Reproduce the listing exactly, so that no line differs from the original.

===

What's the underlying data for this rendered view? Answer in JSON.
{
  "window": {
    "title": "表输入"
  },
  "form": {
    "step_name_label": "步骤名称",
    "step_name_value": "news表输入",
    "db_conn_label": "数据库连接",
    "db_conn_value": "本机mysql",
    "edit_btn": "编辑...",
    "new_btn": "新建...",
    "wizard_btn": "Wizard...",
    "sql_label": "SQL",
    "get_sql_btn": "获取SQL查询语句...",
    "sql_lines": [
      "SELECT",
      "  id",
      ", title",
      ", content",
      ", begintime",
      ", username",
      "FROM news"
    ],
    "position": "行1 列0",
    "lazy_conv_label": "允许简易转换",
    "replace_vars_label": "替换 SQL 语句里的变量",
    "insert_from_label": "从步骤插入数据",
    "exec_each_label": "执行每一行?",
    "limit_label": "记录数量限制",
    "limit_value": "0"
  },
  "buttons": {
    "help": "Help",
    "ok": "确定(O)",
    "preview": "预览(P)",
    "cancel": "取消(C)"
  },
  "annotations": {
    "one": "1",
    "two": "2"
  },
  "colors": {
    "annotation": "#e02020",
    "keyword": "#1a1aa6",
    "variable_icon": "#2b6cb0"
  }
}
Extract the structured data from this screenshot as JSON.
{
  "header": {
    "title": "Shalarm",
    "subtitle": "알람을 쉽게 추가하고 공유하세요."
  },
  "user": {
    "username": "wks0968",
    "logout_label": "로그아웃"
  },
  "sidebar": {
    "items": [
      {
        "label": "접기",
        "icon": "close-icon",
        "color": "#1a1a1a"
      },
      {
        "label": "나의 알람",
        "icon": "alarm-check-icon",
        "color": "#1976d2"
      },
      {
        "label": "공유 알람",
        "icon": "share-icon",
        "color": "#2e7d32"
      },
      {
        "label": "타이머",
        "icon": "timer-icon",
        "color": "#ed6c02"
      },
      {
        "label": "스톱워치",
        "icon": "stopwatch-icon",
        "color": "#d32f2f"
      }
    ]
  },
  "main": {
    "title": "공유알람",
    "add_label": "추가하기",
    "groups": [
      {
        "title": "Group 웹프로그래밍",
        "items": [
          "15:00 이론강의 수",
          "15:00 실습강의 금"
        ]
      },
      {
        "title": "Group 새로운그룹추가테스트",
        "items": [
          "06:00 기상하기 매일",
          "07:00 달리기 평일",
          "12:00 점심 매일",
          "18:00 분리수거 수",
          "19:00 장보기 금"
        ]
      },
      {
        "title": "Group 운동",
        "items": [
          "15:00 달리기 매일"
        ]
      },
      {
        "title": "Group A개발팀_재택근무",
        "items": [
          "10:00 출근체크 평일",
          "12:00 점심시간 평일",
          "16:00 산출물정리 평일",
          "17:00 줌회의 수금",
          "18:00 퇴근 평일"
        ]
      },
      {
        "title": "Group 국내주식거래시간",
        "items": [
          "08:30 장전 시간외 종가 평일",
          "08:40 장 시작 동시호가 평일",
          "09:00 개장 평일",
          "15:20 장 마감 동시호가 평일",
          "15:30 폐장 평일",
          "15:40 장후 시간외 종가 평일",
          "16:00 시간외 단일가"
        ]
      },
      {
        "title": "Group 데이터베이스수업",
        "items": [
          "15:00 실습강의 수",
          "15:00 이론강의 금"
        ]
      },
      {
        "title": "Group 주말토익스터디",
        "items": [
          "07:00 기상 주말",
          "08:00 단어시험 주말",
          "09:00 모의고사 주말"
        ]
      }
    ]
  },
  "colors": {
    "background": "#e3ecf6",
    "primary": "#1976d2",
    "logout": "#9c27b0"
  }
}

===

> FINISHED EXERCISE:
What's the underlying data for this rendered view? Answer in JSON.
{
  "window": {
    "title": "表输入"
  },
  "form": {
    "step_name_label": "步骤名称",
    "step_name_value": "news表输入",
    "db_conn_label": "数据库连接",
    "db_conn_value": "本机mysql",
    "edit_btn": "编辑...",
    "new_btn": "新建...",
    "wizard_btn": "Wizard...",
    "sql_label": "SQL",
    "get_sql_btn": "获取SQL查询语句...",
    "sql_lines": [
      "SELECT",
      "  id",
      ", title",
      ", content",
      ", begintime",
      ", username",
      "FROM news"
    ],
    "position": "行1 列0",
    "lazy_conv_label": "允许简易转换",
    "replace_vars_label": "替换 SQL 语句里的变量",
    "insert_from_label": "从步骤插入数据",
    "exec_each_label": "执行每一行?",
    "limit_label": "记录数量限制",
    "limit_value": "0"
  },
  "buttons": {
    "help": "Help",
    "ok": "确定(O)",
    "preview": "预览(P)",
    "cancel": "取消(C)"
  },
  "annotations": {
    "one": "1",
    "two": "2"
  },
  "colors": {
    "annotation": "#e02020",
    "keyword": "#1a1aa6",
    "variable_icon": "#2b6cb0"
  }
}
Extract the structured data from this screenshot as JSON.
{
  "header": {
    "title": "Shalarm",
    "subtitle": "알람을 쉽게 추가하고 공유하세요."
  },
  "user": {
    "username": "wks0968",
    "logout_label": "로그아웃"
  },
  "sidebar": {
    "items": [
      {
        "label": "접기",
        "icon": "close-icon",
        "color": "#1a1a1a"
      },
      {
        "label": "나의 알람",
        "icon": "alarm-check-icon",
        "color": "#1976d2"
      },
      {
        "label": "공유 알람",
        "icon": "share-icon",
        "color": "#2e7d32"
      },
      {
        "label": "타이머",
        "icon": "timer-icon",
        "color": "#ed6c02"
      },
      {
        "label": "스톱워치",
        "icon": "stopwatch-icon",
        "color": "#d32f2f"
      }
    ]
  },
  "main": {
    "title": "공유알람",
    "add_label": "추가하기",
    "groups": [
      {
        "title": "Group 웹프로그래밍",
        "items": [
          "15:00 이론강의 수",
          "15:00 실습강의 금"
        ]
      },
      {
        "title": "Group 새로운그룹추가테스트",
        "items": [
          "06:00 기상하기 매일",
          "07:00 달리기 평일",
          "12:00 점심 매일",
          "18:00 분리수거 수",
          "19:00 장보기 금"
        ]
      },
      {
        "title": "Group 운동",
        "items": [
          "15:00 달리기 매일"
        ]
      },
      {
        "title": "Group A개발팀_재택근무",
        "items": [
          "10:00 출근체크 평일",
          "12:00 점심시간 평일",
          "16:00 산출물정리 평일",
          "17:00 줌회의 수금",
          "18:00 퇴근 평일"
        ]
      },
      {
        "title": "Group 국내주식거래시간",
        "items": [
          "08:30 장전 시간외 종가 평일",
          "08:40 장 시작 동시호가 평일",
          "09:00 개장 평일",
          "15:20 장 마감 동시호가 평일",
          "15:30 폐장 평일",
          "15:40 장후 시간외 종가 평일",
          "16:00 시간외 단일가"
        ]
      },
      {
        "title": "Group 데이터베이스수업",
        "items": [
          "15:00 실습강의 수",
          "15:00 이론강의 금"
        ]
      },
      {
        "title": "Group 주말토익스터디",
        "items": [
          "07:00 기상 주말",
          "08:00 단어시험 주말",
          "09:00 모의고사 주말"
        ]
      }
    ]
  },
  "colors": {
    "background": "#e3ecf6",
    "primary": "#1976d2",
    "logout": "#9c27b0"
  }
}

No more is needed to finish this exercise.